Moving the anchor is also the desired approach in a case in which the defendant’s case on liability is strong, but is nevertheless offset by the prospect of a catastrophically injured plaintiff for whom the jury may feel great sympathy. In such an instance, a strong liability defense may still not avail the defendant of a favorable verdict. The middle course must be taken, with a strong cross-examination of the plaintiff’s expert and a re-capitulation of that cross-examination in the closing to drive home the message. Similarly, the defendant may be an unpopular company in a difficult venue, making even a strong liability defense a weapon of little effect with the jury. For such occasions, a move-the-anchor approach to damages may also be indicated. To carry this thought to its logical end: It is possible that a defendant with a strong liability defense has learned from jury research or from experience that – notwithstanding the good defense – a plaintiff’s verdict is almost certain to eventuate. In an instance of this sort, a full-on alternative damages strategy should be considered.
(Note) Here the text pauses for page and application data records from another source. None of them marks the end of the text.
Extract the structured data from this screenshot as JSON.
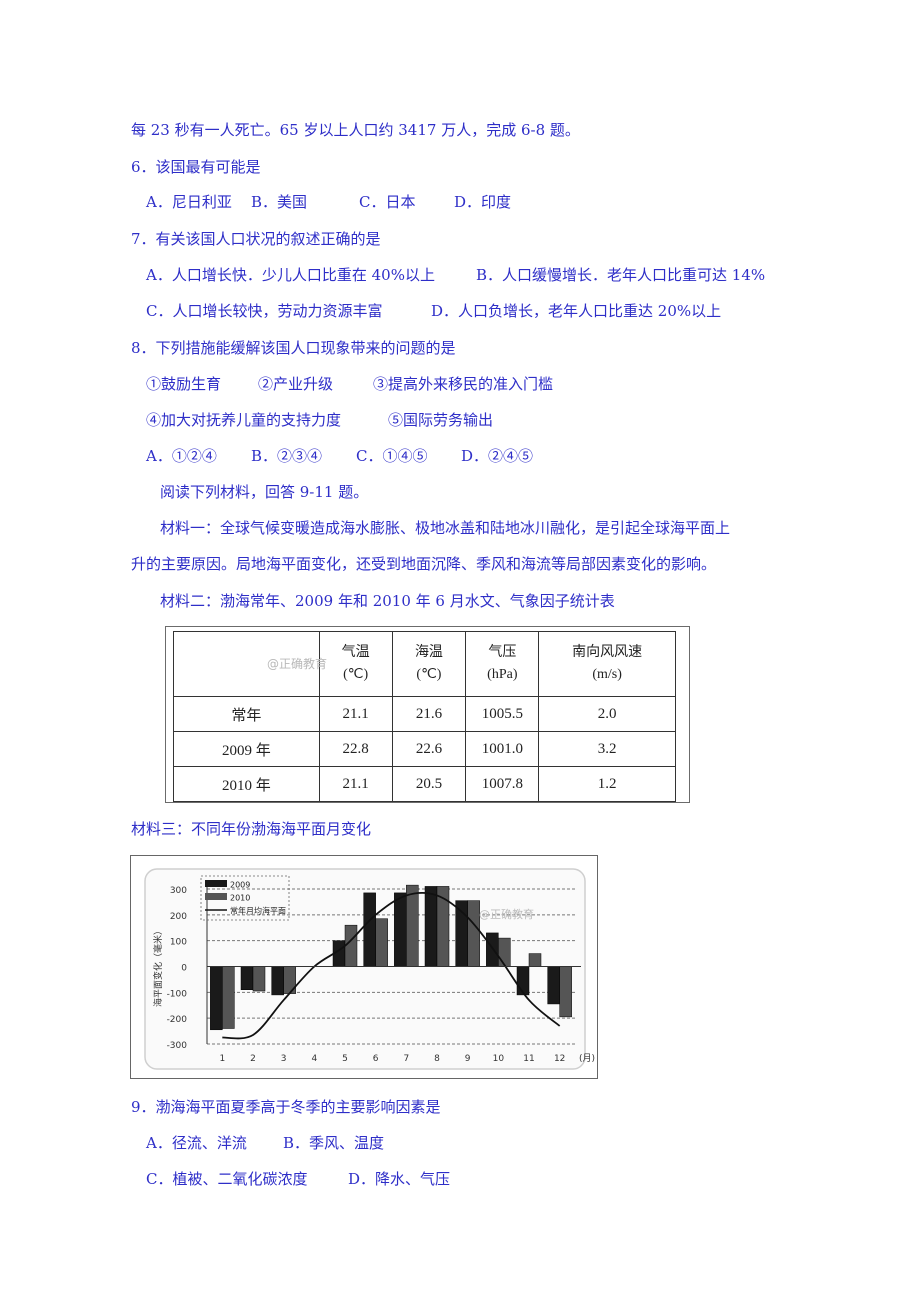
{
  "intro_line": "每 23 秒有一人死亡。65 岁以上人口约 3417 万人，完成 6-8 题。",
  "q6": {
    "stem": "6．该国最有可能是",
    "options": [
      "A．尼日利亚",
      "B．美国",
      "C．日本",
      "D．印度"
    ]
  },
  "q7": {
    "stem": "7．有关该国人口状况的叙述正确的是",
    "options": [
      "A．人口增长快．少儿人口比重在 40%以上",
      "B．人口缓慢增长．老年人口比重可达 14%",
      "C．人口增长较快，劳动力资源丰富",
      "D．人口负增长，老年人口比重达 20%以上"
    ]
  },
  "q8": {
    "stem": "8．下列措施能缓解该国人口现象带来的问题的是",
    "measures_row1": [
      "①鼓励生育",
      "②产业升级",
      "③提高外来移民的准入门槛"
    ],
    "measures_row2": [
      "④加大对抚养儿童的支持力度",
      "⑤国际劳务输出"
    ],
    "options": [
      "A．①②④",
      "B．②③④",
      "C．①④⑤",
      "D．②④⑤"
    ]
  },
  "reading_prompt": "阅读下列材料，回答 9-11 题。",
  "material1": {
    "line1": "材料一：全球气候变暖造成海水膨胀、极地冰盖和陆地冰川融化，是引起全球海平面上",
    "line2": "升的主要原因。局地海平面变化，还受到地面沉降、季风和海流等局部因素变化的影响。"
  },
  "material2": {
    "title": "材料二：渤海常年、2009 年和 2010 年 6 月水文、气象因子统计表",
    "watermark": "@正确教育",
    "headers": [
      {
        "name": "气温",
        "unit": "(℃)"
      },
      {
        "name": "海温",
        "unit": "(℃)"
      },
      {
        "name": "气压",
        "unit": "(hPa)"
      },
      {
        "name": "南向风风速",
        "unit": "(m/s)"
      }
    ],
    "rows": [
      {
        "label": "常年",
        "values": [
          "21.1",
          "21.6",
          "1005.5",
          "2.0"
        ]
      },
      {
        "label": "2009 年",
        "values": [
          "22.8",
          "22.6",
          "1001.0",
          "3.2"
        ]
      },
      {
        "label": "2010 年",
        "values": [
          "21.1",
          "20.5",
          "1007.8",
          "1.2"
        ]
      }
    ]
  },
  "material3": {
    "title": "材料三：不同年份渤海海平面月变化"
  },
  "chart_data": {
    "type": "bar",
    "title": "不同年份渤海海平面月变化",
    "xlabel": "(月)",
    "ylabel": "海平面变化（毫米）",
    "categories": [
      "1",
      "2",
      "3",
      "4",
      "5",
      "6",
      "7",
      "8",
      "9",
      "10",
      "11",
      "12"
    ],
    "ylim": [
      -300,
      300
    ],
    "yticks": [
      "300",
      "200",
      "100",
      "0",
      "-100",
      "-200",
      "-300"
    ],
    "grid": true,
    "legend_position": "top-left",
    "watermark": "@正确教育",
    "series": [
      {
        "name": "2009",
        "kind": "bar",
        "color": "#1a1a1a",
        "values": [
          -245,
          -90,
          -110,
          0,
          100,
          285,
          285,
          310,
          255,
          130,
          -110,
          -145
        ]
      },
      {
        "name": "2010",
        "kind": "bar",
        "color": "#555555",
        "values": [
          -240,
          -95,
          -105,
          0,
          160,
          185,
          315,
          310,
          255,
          110,
          50,
          -195
        ]
      },
      {
        "name": "常年月均海平面",
        "kind": "line",
        "color": "#111111",
        "values": [
          -275,
          -265,
          -130,
          0,
          80,
          200,
          275,
          275,
          190,
          40,
          -130,
          -230
        ]
      }
    ]
  },
  "q9": {
    "stem": "9．渤海海平面夏季高于冬季的主要影响因素是",
    "options": [
      "A．径流、洋流",
      "B．季风、温度",
      "C．植被、二氧化碳浓度",
      "D．降水、气压"
    ]
  }
}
If alternative damages are offered, it must come from expert opinion and not simply attorney summation. Furthermore, if an alternative value is offered it is best not to offer one that is especially low so that jurors do not contrast it with the PTN, thus providing an even larger award. Any recommendation must also be accompanied by language that provides a rationale as to why the alternative figures are being provided to minimize the perception that the alternative award is perceived as an admission of liability. The goal is that jurors will perceive the recommendations as an indication of what the defense believes is appropriate, just as the plaintiff request is an indication of what they believe is appropriate. Jurors see both sides’ recommendations as starting points in a negotiation – as two anchors.

Endnotes1 Greene, E., On juries and damage awards: The process of decision making, Law and Contemporary Problems 52, 225-46 (1989).2 Broeder, D., The University of Chicago Jury Project, NEB. L. REV. 38, 744-60 (1959).3 Chapman, G.B., & Bornstein, B.H., The more you ask for, the more you get: Anchoring inpersonal injury verdicts, Applied Cognitive Psychology 10, 519-40 (1996).4 See Chapman, G. B., & Johnson, E. J., The limits of anchoring, Journal of Behavioral DecisionMaking 7, 223-42 (1994); Marti, M.W., & Wissler, R.L., Be careful what you ask for: Theeffects of anchors on personal injury damages awards, Journal of Experimental Psychology:Applied 6, 91-103 (2000).5 Greene, E. & Bornstein, B.H., Determining Damages: The Psychology of Jury Awards,Washington, D.C.: American Psychological Association (2003).6 Raitz, A., Greene, E., Goodman, J. & Loftus. E. F., Determining damages: The influence ofexpert testimony on jurors’ decision making, Law and Human Behavior 14, 385–95 (1990).7 Greene, E., Downey, C., & Goodman-Delahunty, J., Juror decisions about damages inemployment discrimination cases, Behavioral Sciences and the Law 17, 107-21 (1999).8 Supra note 5.9 Ellis, L., Don’t find my client liable… but if you do: Defense recommendations, liabilityverdicts, and general damage awards, Unpublished Doctoral Dissertation, University ofIllinois, Chicago (2002).10 Bornstein, B.H., From compassion to compensation: The effects of injury severity on mockjurors’ liability judgments, Journal of Applied Social Psychology 28, 1477-502 (1998).11 Horowitz, I.A. & Bordens, K.S., An experimental investigation of procedural issues incomplex tort trials, Law & Human Behavior 14, 269-285 (1990).12 Ellis, supra note 5.13 Personal communication with L. Ellis, Aug. 10, 2007.